Environmental agency found no evidence of widespread impacts
FRISCO — In a draft fracking study that was subject to a political tug-of-war even before it was released, the EPA found no evidence of “widespread, systemic” impacts to drinking water, but identified numerous weaknesses in the fracking process that could lead to contamination. Continue reading “EPA fracking study eyes drinking water impacts”→
Fracking substances found almost two miles away from faulty drilling operation
FRISCO — Scientists in Pennsylvania said they’ve been able to track pollution from fracking as the source of contamination in drinking water wells more than 1 mile from the fracked shale gas wells.
The stray natural gas and wastewater moved laterally along shallow to intermediate depth fractures to the source of the homes’ well water. The chemicals foamed from water faucets in three homes near a reported well-pad leak. The homes were sold to the gas company as part of a legal settlement in 2012, but scientists received samples before the transfer.
Research shows links between warming climate and disease
By Summit Voice
SUMMIT COUNTY — A Canadian researcher says indigenous people around the world are among the most vulnerable to climate change. They may be increasingly susceptible to pathogen loads found in drinking water after heavy rainfall or rapid snow melt, according to the preliminary findings of Sherilee Harper, a Vanier Canada Graduate Scholar in Aboriginal People’s Health at the University of Guelph, who says that there has been a significant increase in the incidence of diarrhea and vomiting following these weather events.
Harper’s research is comparing how extreme weather events affect waterborne diseases in the Arctic and in southwestern Uganda, and she is finding parallels between health issues faced by indigenous groups in Uganda and those in Inuit Nunangat.
“There are a lot of similarities,” she said. “One of the most significant is caused by changes to the climate; in both places, increased temperatures and rainfall are leading to increased bacterial loads in water.
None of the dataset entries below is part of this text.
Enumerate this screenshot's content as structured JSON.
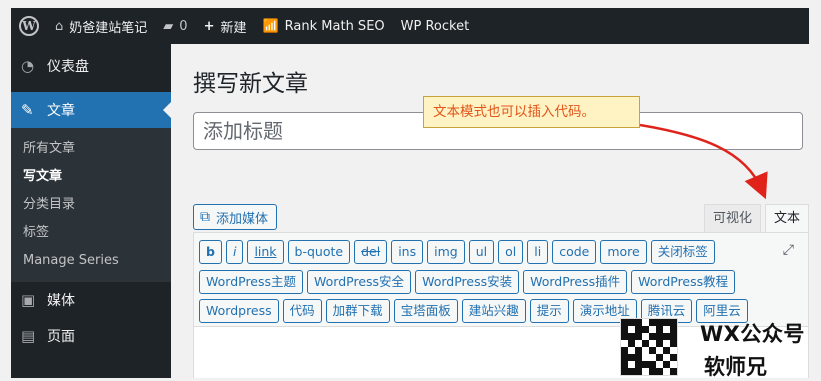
{
  "adminbar": {
    "site_name": "奶爸建站笔记",
    "comments_count": "0",
    "new_label": "新建",
    "rankmath_label": "Rank Math SEO",
    "wprocket_label": "WP Rocket"
  },
  "sidebar": {
    "dashboard": "仪表盘",
    "posts": "文章",
    "submenu": [
      "所有文章",
      "写文章",
      "分类目录",
      "标签",
      "Manage Series"
    ],
    "media": "媒体",
    "pages": "页面"
  },
  "editor": {
    "page_title": "撰写新文章",
    "title_placeholder": "添加标题",
    "add_media": "添加媒体",
    "tab_visual": "可视化",
    "tab_text": "文本",
    "row1": [
      "b",
      "i",
      "link",
      "b-quote",
      "del",
      "ins",
      "img",
      "ul",
      "ol",
      "li",
      "code",
      "more",
      "关闭标签"
    ],
    "row2": [
      "WordPress主题",
      "WordPress安全",
      "WordPress安装",
      "WordPress插件",
      "WordPress教程"
    ],
    "row3": [
      "Wordpress",
      "代码",
      "加群下载",
      "宝塔面板",
      "建站兴趣",
      "提示",
      "演示地址",
      "腾讯云",
      "阿里云"
    ]
  },
  "annotation": {
    "text": "文本模式也可以插入代码。"
  },
  "watermark": {
    "line1": "WX公众号",
    "line2": "软师兄"
  },
  "colors": {
    "accent": "#2271b1",
    "adminbar": "#1d2327",
    "arrow": "#e0231a",
    "note_bg": "#fff3c4"
  }
}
This can be because of heavy rainfall or rapid snowmelt, but, in each case, it leads to an increased risk of exposure to waterborne disease from both tap water and brook water.” Continue reading “Global warming increases health risks for Inuit”→
Jake Norton plans to climb the three highest peaks on each continent to raise money for improving access to water and basic sanitation
By Summit Voice
SUMMIT COUNTY —After scaling some of the world’s highest peaks and helping to discover the remains of George Mallory on Everest, Colorado climber Jake Norton is focusing his attention on improving access to clean water and sanitation in developing countries with a quest to climb the three highest peaks on each continent:http://www.challenge21.com.
Along the way, Norton wants to draw attention to the fact that there are nearly a billion people worldwide without access to safe drinking water, and 2.6 billion people without adequate toilets. He is convinced that safe water and sanitation are the most pressing global-development issues.
“I’m hoping to take the visibility of my life’s work and use it to help empower often-invisible people around the world lacking basic human needs. This is really about changing the world around us, and making sure my life and my passion serve more than just me,” Norton said. Read more at his MountainWorld blog and stay in touch with Norton via Twitter and Facebook.
“Schools, libraries and computers are all great philanthropic efforts. But if people are fetching water all day, they can’t attend school. And if they’re dying of water-related illness before they get to the school, library, or computer, nothing has really been gained. Like climbing, we’ve got to start at the most fundamental level and work our way up, one step at a time.” Continue reading “Colorado climber to focus on global water issues”→
Health officials recommend treating the water before drinking
By Summit Voice
SUMMIT COUNTY — Local officials say the popular drinking water well on national forest lands along Highway 6, between Keystone and Arapahoe Basin is contaminated. The spring, near mile marker 218, is a routine stop for many skiers on their way to and from A-Basin, helping to quench the thirst worked up by a long day of skiing bumps on Pali.
The health department has been testing the well since 1997. For the first time, recent sampling found bacteria that can cause illness, including diarrhea, vomiting and abdominal pain. In some susceptible people, the illness can become more serious.